History Comes to Life With Film


By Carrie Moore, Custer County Chronicle
Wednesday, July 9, 2014

It’s not uncommon for people to wonder what their ancestors’ lives were like and what they did on a day-to-day basis. For Molly Cameron, that curiosity has been answered, thanks to her new movie, “Lakota Girls.”“Lakota Girls” is a full-length feature film written by Cameron and produced and directed by her and her husband, Russell. The film is about an 8-year-old girl from Pine Ridge, played by a 10-year-old Native American actress from Rapid City, and her connection with a white girl her own age.
“The Native American girl’s parents are in an accident, so her grandmother takes her to her friend’s house, a horse lady (played by Custer resident Ilona McDill), so she can visit her parents in the hospital,” Cameron said. “The girl is (apprehensive) since she believes white people are mean.”
While at the horse lady’s home, she introduces the young girl to her granddaughter, played by Cameron’s daughter, Clara. Once they get to know each other, she finds out that Clara is also Native American, introducing a 100-year flashback, featuring Cameron’s great-grandmother.While the flashback is just a few segments of the movie, it is a key part of the film, said Cameron.
“I really liked the story of my great-grandmother coming out here to South Dakota with her three sisters,” she said. “They got teaching degrees at the University of Indiana. There weren’t many teaching opportunities there, so they came to South Dakota.”
During the flashback scenes, Emylon (Cameron’s grandmother) comes to Rapid City from Indiana, where she teaches at a white school. She soon meets a handsome Native American man at the Sioux trading post and they become engaged and marry at Sylvan Lake.The scene filmed on Friday, June 27, at the Bank Coffee House in Custer was of Emylon talking to her older sister, Velma, about the man she met.“It’s crazy to see this story come to life,” Cameron said. “I had (this memory) in my mind, so it was very emotional to see it come to life.”Cameron has seen photographs of her great-grandmother in South Dakota, riding her horse to school with a shotgun on her arm for rattlesnakes. In her research, Cameron found her great-grandmother’s name in a census book. She also found her teaching contract from 1910.
“I found it fascinating, first of all, that their father sent them to college and second, they were brave enough to come out here and teach,” she said. “I’ve researched for about eight to 10 years, so it’s been interesting to understand what it might have been like for my great-grandmother to come out here.”

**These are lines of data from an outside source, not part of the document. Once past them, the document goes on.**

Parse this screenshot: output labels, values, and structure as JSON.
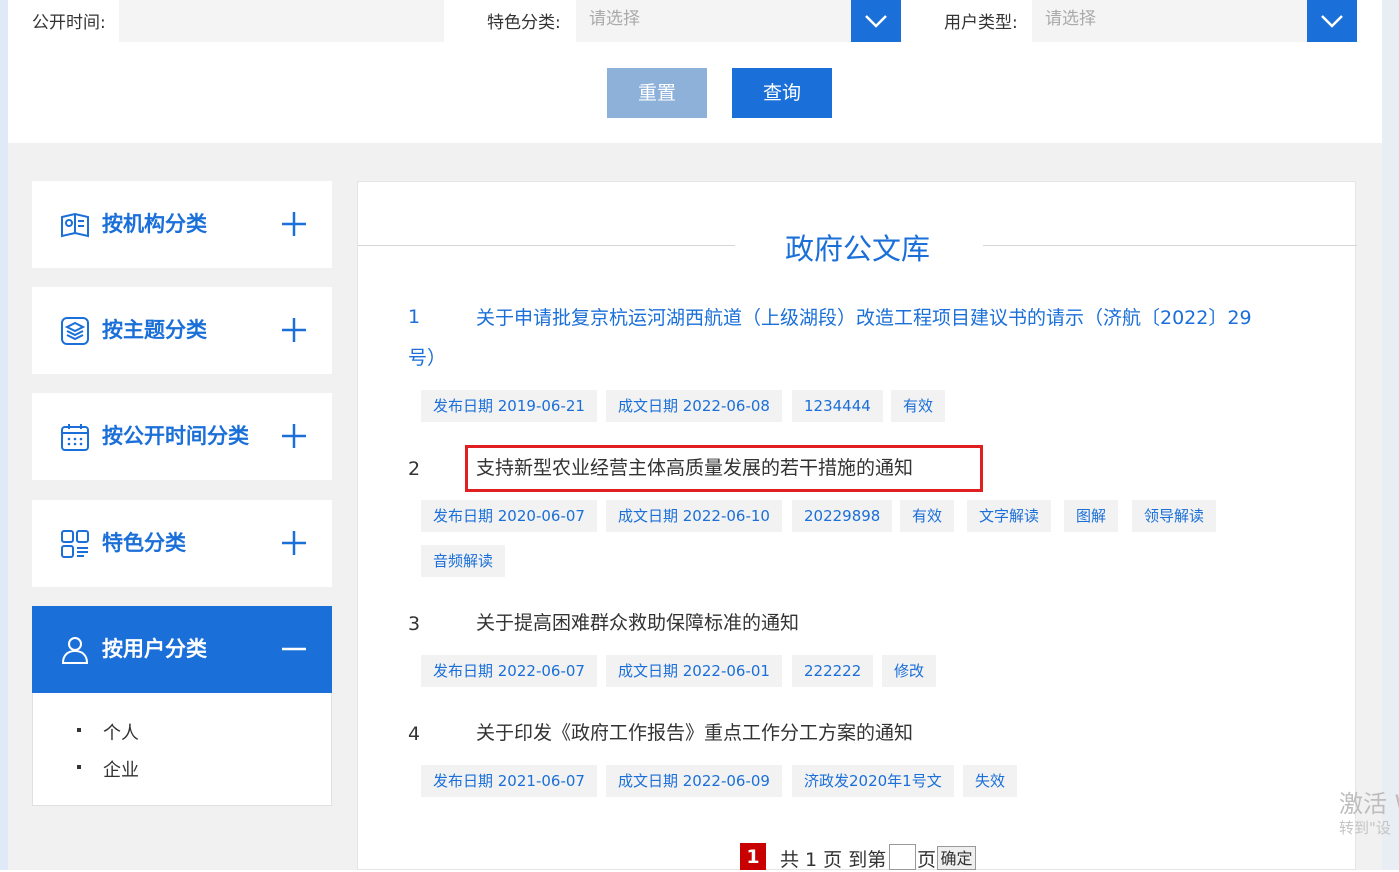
{
  "filters": {
    "date_label": "公开时间:",
    "feature_label": "特色分类:",
    "feature_placeholder": "请选择",
    "user_label": "用户类型:",
    "user_placeholder": "请选择"
  },
  "buttons": {
    "reset": "重置",
    "query": "查询"
  },
  "sidebar": {
    "items": [
      {
        "label": "按机构分类",
        "icon": "institution-icon",
        "expander": "+"
      },
      {
        "label": "按主题分类",
        "icon": "layers-icon",
        "expander": "+"
      },
      {
        "label": "按公开时间分类",
        "icon": "calendar-icon",
        "expander": "+"
      },
      {
        "label": "特色分类",
        "icon": "grid-icon",
        "expander": "+"
      },
      {
        "label": "按用户分类",
        "icon": "user-icon",
        "expander": "−"
      }
    ],
    "sub_items": [
      "个人",
      "企业"
    ]
  },
  "main": {
    "title": "政府公文库",
    "docs": [
      {
        "num": "1",
        "title_line1": "关于申请批复京杭运河湖西航道（上级湖段）改造工程项目建议书的请示（济航〔2022〕29",
        "title_line2": "号）",
        "tags": [
          "发布日期 2019-06-21",
          "成文日期 2022-06-08",
          "1234444",
          "有效"
        ]
      },
      {
        "num": "2",
        "title": "支持新型农业经营主体高质量发展的若干措施的通知",
        "tags": [
          "发布日期 2020-06-07",
          "成文日期 2022-06-10",
          "20229898",
          "有效",
          "文字解读",
          "图解",
          "领导解读",
          "音频解读"
        ]
      },
      {
        "num": "3",
        "title": "关于提高困难群众救助保障标准的通知",
        "tags": [
          "发布日期 2022-06-07",
          "成文日期 2022-06-01",
          "222222",
          "修改"
        ]
      },
      {
        "num": "4",
        "title": "关于印发《政府工作报告》重点工作分工方案的通知",
        "tags": [
          "发布日期 2021-06-07",
          "成文日期 2022-06-09",
          "济政发2020年1号文",
          "失效"
        ]
      }
    ]
  },
  "pager": {
    "current": "1",
    "total_text": "共 1 页 到第",
    "page_suffix": "页",
    "confirm": "确定"
  },
  "watermark": {
    "line1": "激活 W",
    "line2": "转到\"设"
  },
  "colors": {
    "accent": "#1a6fd8",
    "highlight": "#e02020",
    "current_page": "#c80000"
  }
}
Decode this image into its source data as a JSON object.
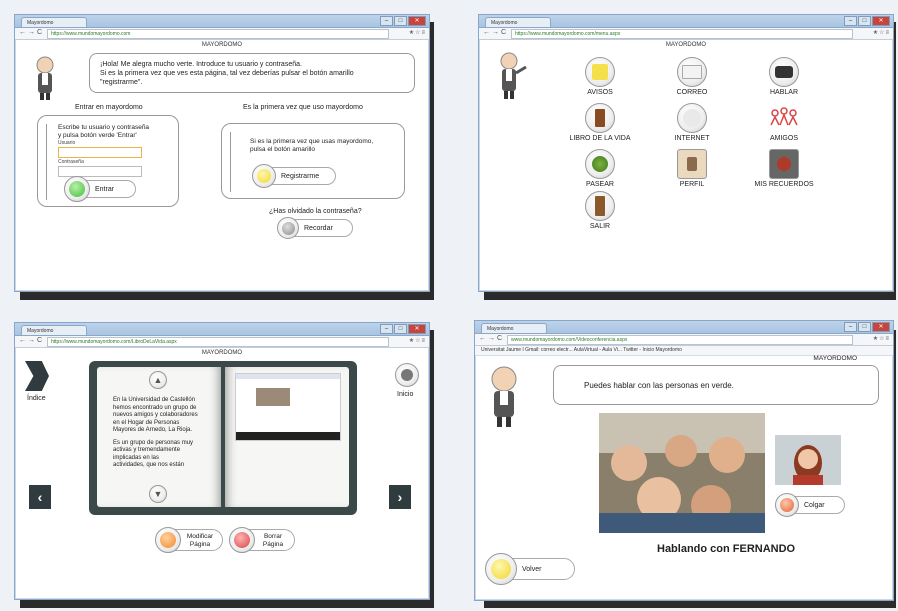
{
  "screen1": {
    "tab_title": "Mayordomo",
    "url": "https://www.mundomayordomo.com",
    "page_header": "MAYORDOMO",
    "bubble_lines": [
      "¡Hola! Me alegra mucho verte. Introduce tu usuario y contraseña.",
      "Si es la primera vez que ves esta página, tal vez deberías pulsar el botón amarillo",
      "\"registrarme\"."
    ],
    "login_title": "Entrar en mayordomo",
    "login_instructions": [
      "Escribe tu usuario y contraseña",
      "y pulsa botón verde 'Entrar'"
    ],
    "user_label": "Usuario",
    "password_label": "Contraseña",
    "enter_button": "Entrar",
    "first_time_title": "Es la primera vez que uso mayordomo",
    "first_time_text": [
      "Si es la primera vez que usas mayordomo,",
      "pulsa el botón amarillo"
    ],
    "register_button": "Registrarme",
    "forgot_question": "¿Has olvidado la contraseña?",
    "remember_button": "Recordar"
  },
  "screen2": {
    "tab_title": "Mayordomo",
    "url": "https://www.mundomayordomo.com/menu.aspx",
    "page_header": "MAYORDOMO",
    "icons": [
      {
        "label": "AVISOS",
        "icon": "notes-icon"
      },
      {
        "label": "CORREO",
        "icon": "mail-icon"
      },
      {
        "label": "HABLAR",
        "icon": "phone-icon"
      },
      {
        "label": "LIBRO DE LA VIDA",
        "icon": "book-icon"
      },
      {
        "label": "INTERNET",
        "icon": "internet-icon"
      },
      {
        "label": "AMIGOS",
        "icon": "friends-icon"
      },
      {
        "label": "PASEAR",
        "icon": "tree-icon"
      },
      {
        "label": "PERFIL",
        "icon": "profile-icon"
      },
      {
        "label": "MIS RECUERDOS",
        "icon": "gramophone-icon"
      },
      {
        "label": "SALIR",
        "icon": "door-icon"
      }
    ]
  },
  "screen3": {
    "tab_title": "Mayordomo",
    "url": "https://www.mundomayordomo.com/LibroDeLaVida.aspx",
    "page_header": "MAYORDOMO",
    "index_label": "Índice",
    "home_label": "Inicio",
    "book_text_1": [
      "En la Universidad de Castellón",
      "hemos encontrado un grupo de",
      "nuevos amigos y colaboradores",
      "en el Hogar de Personas",
      "Mayores de Arnedo, La Rioja."
    ],
    "book_text_2": [
      "Es un grupo de personas muy",
      "activas y tremendamente",
      "implicadas en las",
      "actividades, que nos están"
    ],
    "modify_button": [
      "Modificar",
      "Página"
    ],
    "delete_button": [
      "Borrar",
      "Página"
    ]
  },
  "screen4": {
    "tab_title": "Mayordomo",
    "url": "www.mundomayordomo.com/Videoconferencia.aspx",
    "bookmarks": "Universitat Jaume I   Gmail: correo electr...   AulaVirtual - Aula Vi...   Twitter - Inicio   Mayordomo",
    "page_header": "MAYORDOMO",
    "bubble": "Puedes hablar con las personas en verde.",
    "hangup_button": "Colgar",
    "talking_label": "Hablando con FERNANDO",
    "back_button": "Volver"
  },
  "colors": {
    "green": "#3fbf3a",
    "yellow": "#f2d62a",
    "gray": "#8c8c8c",
    "orange": "#f08a2a",
    "red": "#d94545",
    "window_border": "#8aa6c6"
  }
}
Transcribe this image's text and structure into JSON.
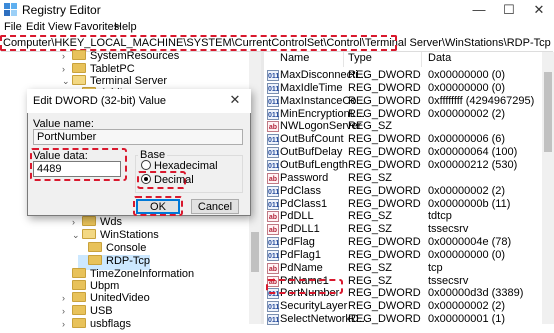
{
  "window": {
    "title": "Registry Editor",
    "minimize": "—",
    "maximize": "☐",
    "close": "✕"
  },
  "menu": [
    "File",
    "Edit",
    "View",
    "Favorites",
    "Help"
  ],
  "address": "Computer\\HKEY_LOCAL_MACHINE\\SYSTEM\\CurrentControlSet\\Control\\Terminal Server\\WinStations\\RDP-Tcp",
  "tree": [
    {
      "label": "SystemResources",
      "exp": "›",
      "level": 1
    },
    {
      "label": "TabletPC",
      "exp": "›",
      "level": 1
    },
    {
      "label": "Terminal Server",
      "exp": "⌄",
      "level": 1,
      "open": true
    },
    {
      "label": "AddIns",
      "exp": "›",
      "level": 2
    },
    {
      "label": "Wds",
      "exp": "›",
      "level": 2
    },
    {
      "label": "WinStations",
      "exp": "⌄",
      "level": 2,
      "open": true
    },
    {
      "label": "Console",
      "exp": "",
      "level": 3
    },
    {
      "label": "RDP-Tcp",
      "exp": "",
      "level": 3,
      "selected": true
    },
    {
      "label": "TimeZoneInformation",
      "exp": "",
      "level": 1
    },
    {
      "label": "Ubpm",
      "exp": "",
      "level": 1
    },
    {
      "label": "UnitedVideo",
      "exp": "›",
      "level": 1
    },
    {
      "label": "USB",
      "exp": "›",
      "level": 1
    },
    {
      "label": "usbflags",
      "exp": "›",
      "level": 1
    }
  ],
  "list": {
    "columns": [
      "Name",
      "Type",
      "Data"
    ],
    "rows": [
      {
        "name": "MaxDisconnecti...",
        "type": "REG_DWORD",
        "data": "0x00000000 (0)",
        "icon": "dw"
      },
      {
        "name": "MaxIdleTime",
        "type": "REG_DWORD",
        "data": "0x00000000 (0)",
        "icon": "dw"
      },
      {
        "name": "MaxInstanceCo...",
        "type": "REG_DWORD",
        "data": "0xffffffff (4294967295)",
        "icon": "dw"
      },
      {
        "name": "MinEncryptionL...",
        "type": "REG_DWORD",
        "data": "0x00000002 (2)",
        "icon": "dw"
      },
      {
        "name": "NWLogonServer",
        "type": "REG_SZ",
        "data": "",
        "icon": "sz"
      },
      {
        "name": "OutBufCount",
        "type": "REG_DWORD",
        "data": "0x00000006 (6)",
        "icon": "dw"
      },
      {
        "name": "OutBufDelay",
        "type": "REG_DWORD",
        "data": "0x00000064 (100)",
        "icon": "dw"
      },
      {
        "name": "OutBufLength",
        "type": "REG_DWORD",
        "data": "0x00000212 (530)",
        "icon": "dw"
      },
      {
        "name": "Password",
        "type": "REG_SZ",
        "data": "",
        "icon": "sz"
      },
      {
        "name": "PdClass",
        "type": "REG_DWORD",
        "data": "0x00000002 (2)",
        "icon": "dw"
      },
      {
        "name": "PdClass1",
        "type": "REG_DWORD",
        "data": "0x0000000b (11)",
        "icon": "dw"
      },
      {
        "name": "PdDLL",
        "type": "REG_SZ",
        "data": "tdtcp",
        "icon": "sz"
      },
      {
        "name": "PdDLL1",
        "type": "REG_SZ",
        "data": "tssecsrv",
        "icon": "sz"
      },
      {
        "name": "PdFlag",
        "type": "REG_DWORD",
        "data": "0x0000004e (78)",
        "icon": "dw"
      },
      {
        "name": "PdFlag1",
        "type": "REG_DWORD",
        "data": "0x00000000 (0)",
        "icon": "dw"
      },
      {
        "name": "PdName",
        "type": "REG_SZ",
        "data": "tcp",
        "icon": "sz"
      },
      {
        "name": "PdName1",
        "type": "REG_SZ",
        "data": "tssecsrv",
        "icon": "sz"
      },
      {
        "name": "PortNumber",
        "type": "REG_DWORD",
        "data": "0x00000d3d (3389)",
        "icon": "dw"
      },
      {
        "name": "SecurityLayer",
        "type": "REG_DWORD",
        "data": "0x00000002 (2)",
        "icon": "dw"
      },
      {
        "name": "SelectNetworkD...",
        "type": "REG_DWORD",
        "data": "0x00000001 (1)",
        "icon": "dw"
      }
    ]
  },
  "dialog": {
    "title": "Edit DWORD (32-bit) Value",
    "close": "✕",
    "value_name_label": "Value name:",
    "value_name": "PortNumber",
    "value_data_label": "Value data:",
    "value_data": "4489",
    "base_label": "Base",
    "hex_label": "Hexadecimal",
    "dec_label": "Decimal",
    "ok": "OK",
    "cancel": "Cancel"
  },
  "colors": {
    "highlight": "#d9182d",
    "selection": "#cce8ff"
  }
}
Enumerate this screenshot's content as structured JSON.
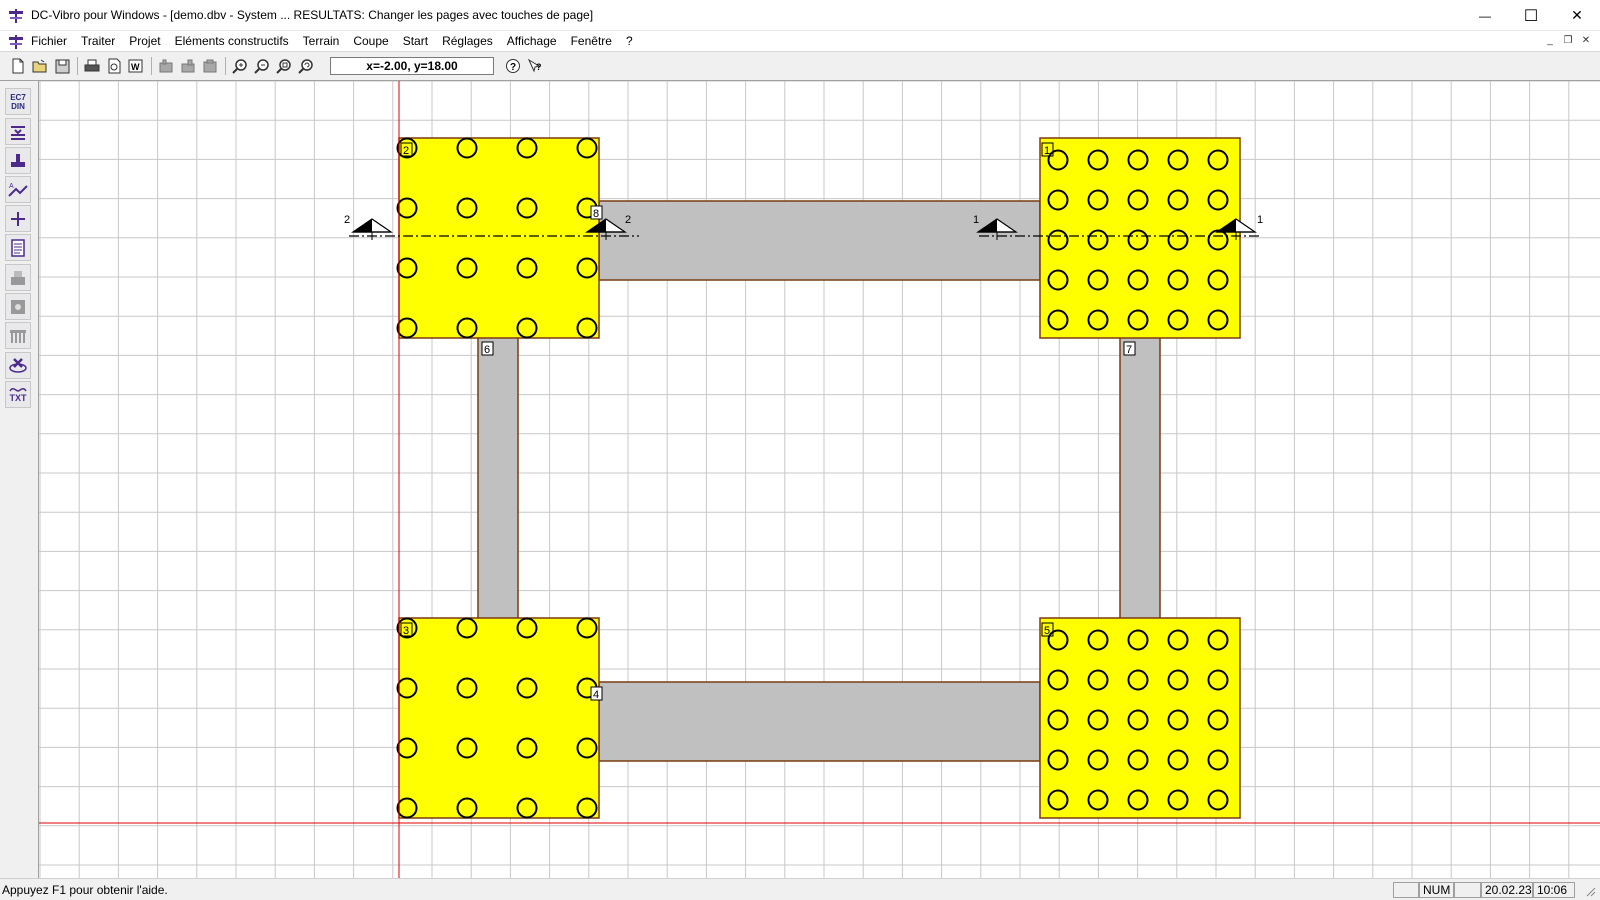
{
  "window": {
    "title": "DC-Vibro pour Windows - [demo.dbv - System ... RESULTATS: Changer les pages avec touches de page]",
    "minimize_glyph": "—",
    "maximize_glyph": "☐",
    "close_glyph": "✕"
  },
  "menu": {
    "items": [
      "Fichier",
      "Traiter",
      "Projet",
      "Eléments constructifs",
      "Terrain",
      "Coupe",
      "Start",
      "Réglages",
      "Affichage",
      "Fenêtre",
      "?"
    ],
    "mdi_minimize": "_",
    "mdi_restore": "❐",
    "mdi_close": "✕"
  },
  "toolbar": {
    "coords": "x=-2.00, y=18.00",
    "icons": [
      "new-file-icon",
      "open-file-icon",
      "save-icon",
      "print-icon",
      "print-preview-icon",
      "export-word-icon",
      "cut-icon",
      "copy-icon",
      "paste-icon",
      "zoom-in-icon",
      "zoom-out-icon",
      "zoom-fit-icon",
      "zoom-previous-icon",
      "help-icon",
      "context-help-icon"
    ]
  },
  "left_toolbar": {
    "ec7_line1": "EC7",
    "ec7_line2": "DIN",
    "txt_label": "TXT"
  },
  "drawing": {
    "foundations": [
      {
        "id": "1",
        "label": "1",
        "pile_cols": 5,
        "pile_rows": 5
      },
      {
        "id": "2",
        "label": "2",
        "pile_cols": 4,
        "pile_rows": 4
      },
      {
        "id": "3",
        "label": "3",
        "pile_cols": 4,
        "pile_rows": 4
      },
      {
        "id": "5",
        "label": "5",
        "pile_cols": 5,
        "pile_rows": 5
      }
    ],
    "beams": [
      {
        "id": "8",
        "label": "8"
      },
      {
        "id": "4",
        "label": "4"
      },
      {
        "id": "6",
        "label": "6"
      },
      {
        "id": "7",
        "label": "7"
      }
    ],
    "sections": [
      {
        "id": "2",
        "left_label": "2",
        "right_label": "2"
      },
      {
        "id": "1",
        "left_label": "1",
        "right_label": "1"
      }
    ],
    "colors": {
      "foundation": "#ffff00",
      "beam": "#c0c0c0",
      "outline": "#7a3a12",
      "axis": "#e00000",
      "grid": "#c8c8c8"
    }
  },
  "status": {
    "help_text": "Appuyez F1 pour obtenir l'aide.",
    "num": "NUM",
    "date": "20.02.23",
    "time": "10:06"
  }
}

Another aspect of the film Cameron wanted to touch on was the portrayal of Native Americans.“I thought Native Americans are portrayed negatively in the movies and media. I wanted to show them as people, not poor Native Americans,” she said. “I thought it may be nicer to do that through little girls.”Cameron said she believes her daughter, Clara, 8, feels the spirits, which was where the idea for the story started.“She loves the things they believe, so that’s where I started,” she said. “This story addresses many issues. It gives a message that we are all the same with our differences and it doesn’t really matter.”
Cameron held an open casting call for Native American actors ages 3-60 in April. She cast 16 for the film. She also hired actresses from Indiana to portray her ancestors.“I wanted Native Americans to play Native Americans and Indiana girls playing Indiana girls,” she said.Playing Cameron’s great-grandmother is Alexa Raye, while Jessica Froelich portrays her sister. Both are from Indiana and have experience in films.“The guy who plays my great-grandmother’s fiancé, Sam Shoulder, is from Rapid City and he is amazing,” Cameron added. “I had tears in my eyes at the wedding scene. The chemistry between them is really amazing.”
The majority of the film was shot in South Dakota with some in Indiana. In South Dakota, filming took place at the Bank Coffee House in Custer, Sylvan Lake, Glen Erin School and other places in Custer State Park, Prairie Edge in Rapid City and other locations in Rapid City and the 1880 Train in Hill City. They also filmed at a Victorian house in Rapid City and had a 1923 touring car they borrowed from a gentleman in Spearfish.
The shoot will wrap in August, with months of editing afterwards.
“When it’s done we will submit it to film festivals and try to sell the film,” Cameron said. “Indie films like this do pretty well internationally. We were in Italy and Greece and told them about working on the film and they were all familiar with the Lakota.”
Jim Ankeny from Minneapolis helped with filming flashback scenes. Ankeny, a 1979 Custer High School graduate, owns Blue Earth Pictures and has over 30 years experience creating films.
“He has been so much help and a wealth of knowledge,” Cameron said. “He  is basically teaching us how to film well. We’re amazed by the footage we have so far.”Wendee Pettis, owner of Baby Doe Films in Hot Springs, helped with makeup and hair, as well as helping set scenes.Cameron can’t wait to share her story.
“It’s been fun to see and hear people’s reactions to the movie,” Cameron said. “I’m just really happy to be doing this and can’t wait to show Lakota Girls to the world.”